Training, or operant conditioning, is an important part of the care that all the animals at the Cincinnati Zoo receive. All animals in the Africa department, from the lions and hippos to the gazelle and ducks, receive some form of conditioning. This allows them to participate voluntarily in their routine husbandry and medical care, making their lives less stressful and strengthening the bonds that they have with their keepers. While the majority of the training that we do with our animals occurs off exhibit before the zoo opens or after it closes, some of it occurs during the day while the zoo is open.
Working with Ostriches:
Sometimes this means that we have to take animals off exhibit for brief periods. A great example of this is with our ostriches, Pam and Rose, who live in our African Savanna. Almost every afternoon they come off exhibit for about 15 minutes to participate in training sessions, meaning that they are not visible to visitors. Since ostriches are large and potentially dangerous birds, keepers made it a priority to train them for routine vet checks so we would not need to restrain or sedate them.
Our ostriches are now comfortable with receiving injections, having their blood drawn, walking on a scale and being touched all over by keepers and vet staff. Fortunately for us, our ostriches are enthusiastic about training sessions! While they have different personalities, they have both done a fantastic job with their training (which is saying a lot considering an ostrich brain is only the size of a walnut!).
Rose, the larger of our two ostriches, is very friendly and readily approaches keepers to investigate what we have with us, and often times will peck at us out of curiosity. Training sessions have really helped Rose learn to respect our personal space and to interact with us in an appropriate manner.
Pam on the other hand, was very shy and reserved when she arrived at the zoo and, as a result, she was reluctant to approach keepers. Luckily she was living in a mixed species exhibit, and keepers realized that she has a huge fondness for duck food! Once we found something that Pam was willing to work for, she became a motivated trainee. So if you don’t see the ostrich out on the savanna during your next visit it may be because they are participating in a training session, so be sure to check back later on in the day!
Working with Vultures:
Luckily for our visitors, some of our training occurs while the animals are on exhibit, giving guests the opportunity to observe these sessions!

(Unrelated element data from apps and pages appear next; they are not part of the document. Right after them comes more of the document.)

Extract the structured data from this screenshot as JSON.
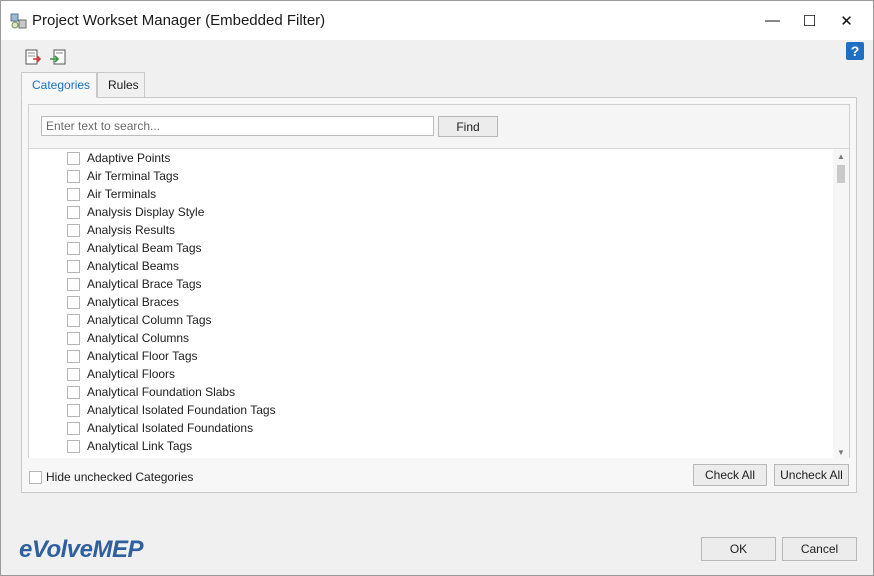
{
  "window": {
    "title": "Project Workset Manager (Embedded Filter)",
    "minimize_glyph": "—",
    "maximize_glyph": "☐",
    "close_glyph": "✕"
  },
  "help": {
    "glyph": "?"
  },
  "toolbar": {
    "export_icon": "export-icon",
    "import_icon": "import-icon"
  },
  "tabs": [
    {
      "label": "Categories",
      "active": true
    },
    {
      "label": "Rules",
      "active": false
    }
  ],
  "search": {
    "placeholder": "Enter text to search...",
    "value": "",
    "find_label": "Find"
  },
  "categories": {
    "items": [
      {
        "label": "Adaptive Points",
        "checked": false
      },
      {
        "label": "Air Terminal Tags",
        "checked": false
      },
      {
        "label": "Air Terminals",
        "checked": false
      },
      {
        "label": "Analysis Display Style",
        "checked": false
      },
      {
        "label": "Analysis Results",
        "checked": false
      },
      {
        "label": "Analytical Beam Tags",
        "checked": false
      },
      {
        "label": "Analytical Beams",
        "checked": false
      },
      {
        "label": "Analytical Brace Tags",
        "checked": false
      },
      {
        "label": "Analytical Braces",
        "checked": false
      },
      {
        "label": "Analytical Column Tags",
        "checked": false
      },
      {
        "label": "Analytical Columns",
        "checked": false
      },
      {
        "label": "Analytical Floor Tags",
        "checked": false
      },
      {
        "label": "Analytical Floors",
        "checked": false
      },
      {
        "label": "Analytical Foundation Slabs",
        "checked": false
      },
      {
        "label": "Analytical Isolated Foundation Tags",
        "checked": false
      },
      {
        "label": "Analytical Isolated Foundations",
        "checked": false
      },
      {
        "label": "Analytical Link Tags",
        "checked": false
      }
    ]
  },
  "footer_panel": {
    "hide_unchecked_label": "Hide unchecked Categories",
    "hide_unchecked_checked": false,
    "check_all_label": "Check All",
    "uncheck_all_label": "Uncheck All"
  },
  "brand": {
    "logo_text": "eVolveMEP",
    "color": "#2f5f9e"
  },
  "dialog": {
    "ok_label": "OK",
    "cancel_label": "Cancel"
  },
  "colors": {
    "accent": "#1b6fc2",
    "help_bg": "#1f6fc5"
  }
}
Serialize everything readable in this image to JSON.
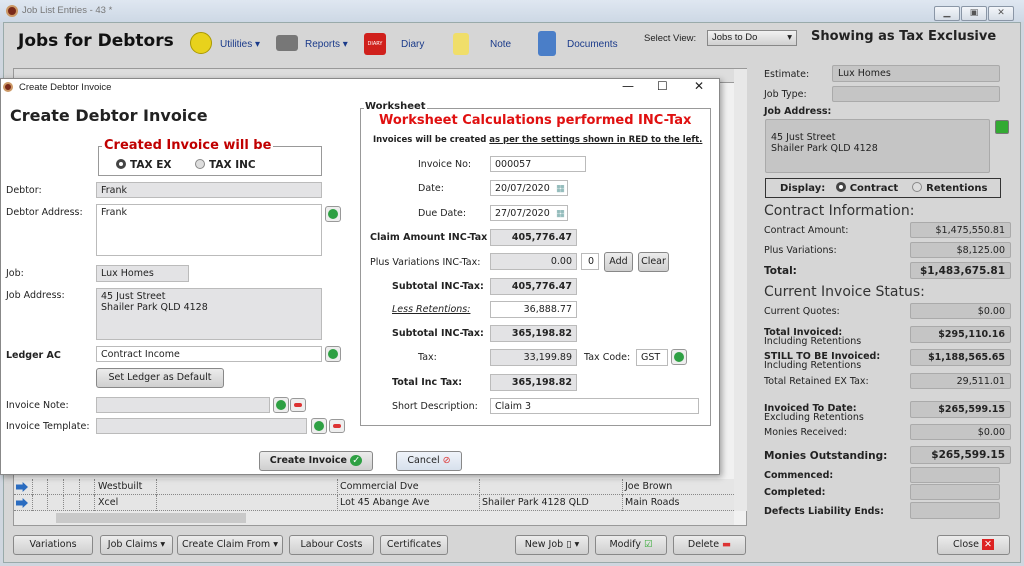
{
  "window": {
    "title": "Job List Entries - 43 *",
    "page_title": "Jobs for Debtors"
  },
  "toolbar": {
    "utilities": "Utilities",
    "reports": "Reports",
    "diary_icon_text": "DIARY",
    "diary": "Diary",
    "note": "Note",
    "documents": "Documents",
    "select_view_label": "Select View:",
    "select_view_value": "Jobs to Do",
    "tax_mode": "Showing as Tax Exclusive"
  },
  "grid": {
    "rows": [
      {
        "name": "Westbuilt",
        "address": "Commercial Dve",
        "suburb": "",
        "contact": "Joe Brown"
      },
      {
        "name": "Xcel",
        "address": "Lot 45 Abange Ave",
        "suburb": "Shailer Park 4128 QLD",
        "contact": "Main Roads"
      }
    ]
  },
  "right_panel": {
    "estimate_label": "Estimate:",
    "estimate": "Lux Homes",
    "job_type_label": "Job Type:",
    "job_type": "",
    "job_address_label": "Job Address:",
    "job_address_1": "45 Just Street",
    "job_address_2": "Shailer Park QLD 4128",
    "display_label": "Display:",
    "display_contract": "Contract",
    "display_retentions": "Retentions",
    "contract_heading": "Contract Information:",
    "contract_amount_label": "Contract Amount:",
    "contract_amount": "$1,475,550.81",
    "plus_variations_label": "Plus Variations:",
    "plus_variations": "$8,125.00",
    "total_label": "Total:",
    "total": "$1,483,675.81",
    "status_heading": "Current Invoice Status:",
    "current_quotes_label": "Current Quotes:",
    "current_quotes": "$0.00",
    "total_invoiced_label": "Total Invoiced:",
    "total_invoiced_sub": "Including Retentions",
    "total_invoiced": "$295,110.16",
    "still_label": "STILL TO BE Invoiced:",
    "still_sub": "Including Retentions",
    "still": "$1,188,565.65",
    "retained_label": "Total Retained EX Tax:",
    "retained": "29,511.01",
    "to_date_label": "Invoiced To Date:",
    "to_date_sub": "Excluding Retentions",
    "to_date": "$265,599.15",
    "received_label": "Monies Received:",
    "received": "$0.00",
    "outstanding_label": "Monies Outstanding:",
    "outstanding": "$265,599.15",
    "commenced_label": "Commenced:",
    "completed_label": "Completed:",
    "defects_label": "Defects Liability Ends:"
  },
  "bottom": {
    "variations": "Variations",
    "job_claims": "Job Claims",
    "create_claim_from": "Create Claim From",
    "labour_costs": "Labour Costs",
    "certificates": "Certificates",
    "new_job": "New Job",
    "modify": "Modify",
    "delete": "Delete",
    "close": "Close"
  },
  "dialog": {
    "title": "Create Debtor Invoice",
    "heading": "Create Debtor Invoice",
    "created_legend": "Created Invoice will be",
    "tax_ex": "TAX EX",
    "tax_inc": "TAX INC",
    "debtor_label": "Debtor:",
    "debtor": "Frank",
    "debtor_address_label": "Debtor Address:",
    "debtor_address": "Frank",
    "job_label": "Job:",
    "job": "Lux Homes",
    "job_address_label": "Job Address:",
    "job_address_1": "45 Just Street",
    "job_address_2": "Shailer Park QLD 4128",
    "ledger_label": "Ledger AC",
    "ledger": "Contract Income",
    "set_ledger": "Set Ledger as Default",
    "invoice_note_label": "Invoice Note:",
    "invoice_template_label": "Invoice Template:",
    "create_invoice": "Create Invoice",
    "cancel": "Cancel",
    "worksheet": {
      "legend": "Worksheet",
      "heading": "Worksheet Calculations performed INC-Tax",
      "note_prefix": "Invoices will be created ",
      "note_link": "as per the settings shown in RED to the left.",
      "invoice_no_label": "Invoice No:",
      "invoice_no": "000057",
      "date_label": "Date:",
      "date": "20/07/2020",
      "due_label": "Due Date:",
      "due": "27/07/2020",
      "claim_label": "Claim Amount INC-Tax",
      "claim": "405,776.47",
      "var_label": "Plus Variations INC-Tax:",
      "var": "0.00",
      "var_count": "0",
      "add": "Add",
      "clear": "Clear",
      "subtotal1_label": "Subtotal INC-Tax:",
      "subtotal1": "405,776.47",
      "less_ret_label": "Less Retentions:",
      "less_ret": "36,888.77",
      "subtotal2_label": "Subtotal INC-Tax:",
      "subtotal2": "365,198.82",
      "tax_label": "Tax:",
      "tax": "33,199.89",
      "tax_code_label": "Tax Code:",
      "tax_code": "GST",
      "total_label": "Total Inc Tax:",
      "total": "365,198.82",
      "short_desc_label": "Short Description:",
      "short_desc": "Claim 3"
    }
  },
  "colors": {
    "accent_red": "#e01010",
    "dark_red": "#c00000",
    "link_blue": "#1a3a8a"
  }
}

However, during training sessions keepers need to focus their full attention on the animals that they are working with which makes it difficult to explain what is going on to our guests. This past summer we implemented a training program with our vultures to make feeding them more structured.
In the Africa Department we have two species of vultures. We have a brother and sister pair of Lappet-faced Vultures, named Augrha and Ishtar, and a male Ruppell’s Griffon Vulture named Bubba. While both of these species are quite large, the lappets hold the title of largest vultures in Africa and, as a result, need more food than our Ruppell’s vulture. To ensure that each bird receives its proper diet, each vulture was trained to “station” (or wait patiently) on a log out in the exhibit. Once the vulture is standing on its perch, keepers toss the birds pieces of food as a reward for staying where we need them to. We used this “station” behavior as a foundation and are now working on scale training our vultures.
Our next step was to place a piece of plywood out in the exhibit that we are using as a stabilizing base for the scale. The plywood is a bit scary for the vultures, so we are progressively moving it closer to their stations in order to make them more comfortable around it. Our ultimate goal is to place their stations on top of the scale on the plywood board, and have the vultures sit on top. This way we can obtain voluntary weights on our vultures. So, if you noticed a piece of plywood out in our savanna while visiting the zoo last summer, now you know that it is a tool that we use to help take the best care possible of our animals.